[Supplied material Boundary: Start]

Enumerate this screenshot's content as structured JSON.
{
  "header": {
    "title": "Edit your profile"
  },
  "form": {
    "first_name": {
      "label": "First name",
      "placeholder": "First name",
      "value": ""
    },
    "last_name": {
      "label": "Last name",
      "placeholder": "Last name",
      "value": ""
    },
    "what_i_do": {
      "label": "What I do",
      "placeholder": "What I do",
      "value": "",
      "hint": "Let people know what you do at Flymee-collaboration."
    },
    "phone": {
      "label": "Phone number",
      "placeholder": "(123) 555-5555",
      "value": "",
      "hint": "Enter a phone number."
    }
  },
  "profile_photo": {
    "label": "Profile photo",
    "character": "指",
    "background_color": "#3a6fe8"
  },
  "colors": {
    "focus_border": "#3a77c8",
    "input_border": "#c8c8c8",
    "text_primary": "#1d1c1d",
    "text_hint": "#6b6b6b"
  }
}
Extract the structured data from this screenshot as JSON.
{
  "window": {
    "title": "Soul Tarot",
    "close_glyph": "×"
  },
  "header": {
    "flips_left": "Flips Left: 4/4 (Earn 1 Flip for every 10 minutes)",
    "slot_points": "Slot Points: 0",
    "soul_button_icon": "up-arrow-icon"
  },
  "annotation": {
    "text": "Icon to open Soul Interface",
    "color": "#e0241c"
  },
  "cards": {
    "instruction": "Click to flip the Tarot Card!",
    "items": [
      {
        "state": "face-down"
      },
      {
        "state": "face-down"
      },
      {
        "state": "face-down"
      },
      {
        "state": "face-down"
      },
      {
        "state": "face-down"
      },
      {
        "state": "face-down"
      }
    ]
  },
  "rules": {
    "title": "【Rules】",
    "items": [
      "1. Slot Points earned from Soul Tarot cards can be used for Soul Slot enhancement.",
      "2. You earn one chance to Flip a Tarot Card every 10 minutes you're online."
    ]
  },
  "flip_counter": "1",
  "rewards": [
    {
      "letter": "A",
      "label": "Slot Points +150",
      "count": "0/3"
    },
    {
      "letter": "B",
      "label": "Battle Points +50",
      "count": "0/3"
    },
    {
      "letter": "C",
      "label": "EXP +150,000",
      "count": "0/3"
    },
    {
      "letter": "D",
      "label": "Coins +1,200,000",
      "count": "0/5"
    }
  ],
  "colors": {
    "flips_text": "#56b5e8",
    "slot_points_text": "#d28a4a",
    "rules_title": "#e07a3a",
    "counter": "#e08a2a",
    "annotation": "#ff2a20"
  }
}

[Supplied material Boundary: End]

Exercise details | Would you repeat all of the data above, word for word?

The completed task |
Enumerate this screenshot's content as structured JSON.
{
  "header": {
    "title": "Edit your profile"
  },
  "form": {
    "first_name": {
      "label": "First name",
      "placeholder": "First name",
      "value": ""
    },
    "last_name": {
      "label": "Last name",
      "placeholder": "Last name",
      "value": ""
    },
    "what_i_do": {
      "label": "What I do",
      "placeholder": "What I do",
      "value": "",
      "hint": "Let people know what you do at Flymee-collaboration."
    },
    "phone": {
      "label": "Phone number",
      "placeholder": "(123) 555-5555",
      "value": "",
      "hint": "Enter a phone number."
    }
  },
  "profile_photo": {
    "label": "Profile photo",
    "character": "指",
    "background_color": "#3a6fe8"
  },
  "colors": {
    "focus_border": "#3a77c8",
    "input_border": "#c8c8c8",
    "text_primary": "#1d1c1d",
    "text_hint": "#6b6b6b"
  }
}
Extract the structured data from this screenshot as JSON.
{
  "window": {
    "title": "Soul Tarot",
    "close_glyph": "×"
  },
  "header": {
    "flips_left": "Flips Left: 4/4 (Earn 1 Flip for every 10 minutes)",
    "slot_points": "Slot Points: 0",
    "soul_button_icon": "up-arrow-icon"
  },
  "annotation": {
    "text": "Icon to open Soul Interface",
    "color": "#e0241c"
  },
  "cards": {
    "instruction": "Click to flip the Tarot Card!",
    "items": [
      {
        "state": "face-down"
      },
      {
        "state": "face-down"
      },
      {
        "state": "face-down"
      },
      {
        "state": "face-down"
      },
      {
        "state": "face-down"
      },
      {
        "state": "face-down"
      }
    ]
  },
  "rules": {
    "title": "【Rules】",
    "items": [
      "1. Slot Points earned from Soul Tarot cards can be used for Soul Slot enhancement.",
      "2. You earn one chance to Flip a Tarot Card every 10 minutes you're online."
    ]
  },
  "flip_counter": "1",
  "rewards": [
    {
      "letter": "A",
      "label": "Slot Points +150",
      "count": "0/3"
    },
    {
      "letter": "B",
      "label": "Battle Points +50",
      "count": "0/3"
    },
    {
      "letter": "C",
      "label": "EXP +150,000",
      "count": "0/3"
    },
    {
      "letter": "D",
      "label": "Coins +1,200,000",
      "count": "0/5"
    }
  ],
  "colors": {
    "flips_text": "#56b5e8",
    "slot_points_text": "#d28a4a",
    "rules_title": "#e07a3a",
    "counter": "#e08a2a",
    "annotation": "#ff2a20"
  }
}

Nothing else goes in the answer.